======== RECORDS SUPPLIED

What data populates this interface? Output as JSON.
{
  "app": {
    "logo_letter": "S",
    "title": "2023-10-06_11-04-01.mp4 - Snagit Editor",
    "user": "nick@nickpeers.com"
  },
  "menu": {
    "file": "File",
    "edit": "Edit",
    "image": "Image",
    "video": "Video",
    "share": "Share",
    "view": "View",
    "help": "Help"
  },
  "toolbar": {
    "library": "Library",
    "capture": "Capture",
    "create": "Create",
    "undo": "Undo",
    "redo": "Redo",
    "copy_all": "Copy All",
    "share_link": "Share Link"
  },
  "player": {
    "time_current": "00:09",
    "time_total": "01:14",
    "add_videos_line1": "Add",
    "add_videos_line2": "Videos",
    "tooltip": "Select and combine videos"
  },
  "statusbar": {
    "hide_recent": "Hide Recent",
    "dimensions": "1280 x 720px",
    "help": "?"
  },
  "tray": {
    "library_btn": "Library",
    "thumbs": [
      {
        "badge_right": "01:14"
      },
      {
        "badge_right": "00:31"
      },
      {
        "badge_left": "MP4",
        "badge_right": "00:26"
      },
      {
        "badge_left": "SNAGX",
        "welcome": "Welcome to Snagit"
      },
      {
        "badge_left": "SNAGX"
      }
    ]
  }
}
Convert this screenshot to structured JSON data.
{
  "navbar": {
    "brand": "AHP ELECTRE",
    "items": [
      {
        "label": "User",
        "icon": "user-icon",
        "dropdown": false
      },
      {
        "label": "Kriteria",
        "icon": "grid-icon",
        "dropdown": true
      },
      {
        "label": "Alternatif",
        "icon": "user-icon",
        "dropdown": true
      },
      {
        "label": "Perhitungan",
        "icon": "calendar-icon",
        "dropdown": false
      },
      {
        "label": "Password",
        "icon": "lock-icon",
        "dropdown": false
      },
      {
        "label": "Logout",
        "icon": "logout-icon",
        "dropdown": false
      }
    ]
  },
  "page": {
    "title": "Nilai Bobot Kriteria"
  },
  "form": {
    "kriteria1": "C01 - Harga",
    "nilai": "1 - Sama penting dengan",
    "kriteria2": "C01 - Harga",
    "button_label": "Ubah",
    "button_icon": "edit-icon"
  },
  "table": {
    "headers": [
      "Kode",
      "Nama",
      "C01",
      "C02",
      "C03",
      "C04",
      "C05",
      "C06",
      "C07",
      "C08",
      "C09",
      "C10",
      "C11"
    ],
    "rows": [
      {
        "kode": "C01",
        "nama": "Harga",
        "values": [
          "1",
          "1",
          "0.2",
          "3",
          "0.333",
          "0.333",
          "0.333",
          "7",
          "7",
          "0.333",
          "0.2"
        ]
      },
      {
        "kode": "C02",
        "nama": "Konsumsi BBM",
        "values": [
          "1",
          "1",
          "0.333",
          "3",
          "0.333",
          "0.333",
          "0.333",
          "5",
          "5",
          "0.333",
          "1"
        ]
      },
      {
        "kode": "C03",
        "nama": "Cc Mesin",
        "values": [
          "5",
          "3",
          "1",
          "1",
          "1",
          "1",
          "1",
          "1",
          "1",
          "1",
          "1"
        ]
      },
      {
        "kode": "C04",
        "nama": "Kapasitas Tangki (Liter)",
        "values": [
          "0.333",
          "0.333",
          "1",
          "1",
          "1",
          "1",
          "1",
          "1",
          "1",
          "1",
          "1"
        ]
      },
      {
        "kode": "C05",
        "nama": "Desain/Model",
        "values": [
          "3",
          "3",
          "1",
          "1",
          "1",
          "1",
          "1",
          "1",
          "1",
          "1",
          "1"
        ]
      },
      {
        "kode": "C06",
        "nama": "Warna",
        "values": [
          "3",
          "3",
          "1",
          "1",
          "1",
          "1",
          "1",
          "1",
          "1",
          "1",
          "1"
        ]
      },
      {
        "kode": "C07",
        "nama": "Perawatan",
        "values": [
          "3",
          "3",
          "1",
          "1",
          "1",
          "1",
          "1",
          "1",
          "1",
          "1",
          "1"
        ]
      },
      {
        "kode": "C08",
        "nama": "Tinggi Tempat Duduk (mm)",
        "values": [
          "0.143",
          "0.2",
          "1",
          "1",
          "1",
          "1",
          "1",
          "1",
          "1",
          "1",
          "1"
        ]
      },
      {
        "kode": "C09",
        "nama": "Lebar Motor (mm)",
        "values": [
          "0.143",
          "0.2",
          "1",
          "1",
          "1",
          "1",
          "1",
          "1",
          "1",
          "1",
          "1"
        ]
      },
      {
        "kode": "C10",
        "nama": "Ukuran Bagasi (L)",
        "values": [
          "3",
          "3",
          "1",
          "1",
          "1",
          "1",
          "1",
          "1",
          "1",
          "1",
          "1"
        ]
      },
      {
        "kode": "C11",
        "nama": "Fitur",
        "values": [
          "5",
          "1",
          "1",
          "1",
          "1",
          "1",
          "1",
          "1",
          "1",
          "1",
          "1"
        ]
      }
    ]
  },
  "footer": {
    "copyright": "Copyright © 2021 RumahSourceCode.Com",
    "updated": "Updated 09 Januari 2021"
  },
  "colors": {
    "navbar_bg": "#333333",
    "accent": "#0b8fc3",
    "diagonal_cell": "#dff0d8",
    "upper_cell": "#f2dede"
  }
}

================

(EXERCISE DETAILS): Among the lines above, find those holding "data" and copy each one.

(EXERCISE ANSWER):
What data populates this interface? Output as JSON.
Convert this screenshot to structured JSON data.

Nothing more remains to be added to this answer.